The median sales price for single-family homes in the Bend area fell to $226,000 in December, the lowest level in four years, The Bulletin reported this morning.
"The December median price is more than 13 percent off the November median and down nearly 33 percent from the December 2007 price of $337,000. It's off 43 percent from the market's peak of $396,000 in May 2007," the paper said, quoting figures from a report released by the Bratton Appraisal Group.
So now buyers are going to swarm into the Bend market to snap up all these great deals, right?
Well, probably not. When you compare the median home price with the area's median income, houses in Bend are still no bargain.
Historically, families have been able to afford 2.5 to 3 times their gross annual income for a house. With the median household income in Bend around $56,000, an affordable median price would be around $168,000. By that standard homes in Bend are still overpriced by $58,000, or roughly 26%.
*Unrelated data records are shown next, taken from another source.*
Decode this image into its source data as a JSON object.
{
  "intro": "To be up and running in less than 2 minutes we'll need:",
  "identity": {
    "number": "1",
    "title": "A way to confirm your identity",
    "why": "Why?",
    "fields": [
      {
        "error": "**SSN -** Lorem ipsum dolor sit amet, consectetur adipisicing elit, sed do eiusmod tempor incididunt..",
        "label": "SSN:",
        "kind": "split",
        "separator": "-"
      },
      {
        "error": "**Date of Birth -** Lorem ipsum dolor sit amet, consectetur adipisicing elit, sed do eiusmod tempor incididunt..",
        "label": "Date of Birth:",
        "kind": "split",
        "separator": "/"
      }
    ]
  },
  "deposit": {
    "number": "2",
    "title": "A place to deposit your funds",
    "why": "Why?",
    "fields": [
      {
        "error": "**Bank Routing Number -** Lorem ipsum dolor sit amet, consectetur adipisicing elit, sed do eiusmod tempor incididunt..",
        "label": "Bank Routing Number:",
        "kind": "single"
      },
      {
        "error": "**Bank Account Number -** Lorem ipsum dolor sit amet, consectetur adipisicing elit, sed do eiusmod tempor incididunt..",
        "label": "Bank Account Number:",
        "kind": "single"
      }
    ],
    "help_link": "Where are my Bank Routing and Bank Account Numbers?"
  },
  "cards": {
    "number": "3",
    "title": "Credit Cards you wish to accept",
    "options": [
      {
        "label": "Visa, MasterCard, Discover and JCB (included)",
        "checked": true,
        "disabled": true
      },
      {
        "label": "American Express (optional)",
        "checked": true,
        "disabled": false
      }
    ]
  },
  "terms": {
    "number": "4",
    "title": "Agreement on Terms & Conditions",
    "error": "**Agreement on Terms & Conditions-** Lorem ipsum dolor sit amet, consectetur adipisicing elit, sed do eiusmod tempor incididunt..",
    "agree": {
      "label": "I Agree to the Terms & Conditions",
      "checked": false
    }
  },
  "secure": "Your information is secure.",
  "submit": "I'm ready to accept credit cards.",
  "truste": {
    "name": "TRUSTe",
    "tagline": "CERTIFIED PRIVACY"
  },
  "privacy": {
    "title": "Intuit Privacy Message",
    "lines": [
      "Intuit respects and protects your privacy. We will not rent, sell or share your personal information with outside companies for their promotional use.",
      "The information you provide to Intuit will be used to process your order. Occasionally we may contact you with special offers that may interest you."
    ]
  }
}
Of course that doesn't mean every home on the Bend market needs to be priced at $168,000. There always have been - and always will be - some people who want and are able to afford million-dollar homes here. But during the bubble era, builders and developers seemed to assume everybody who wanted to live in Bend had a seven-figure income. Consequently we have a glut of oversized, overbuilt, overpriced houses that we can't unload.
That's reflected in the sales data for December: More than 80% of the 66 Bend homes sold last month went for less than $300,000, and not one was sold for more than $600,000. The inventory for all homes stands at 13 months - meaning that's how long it would take to sell them all at the current pace of sales - but for homes priced between $200,000 and $250,000 the inventory is only nine months.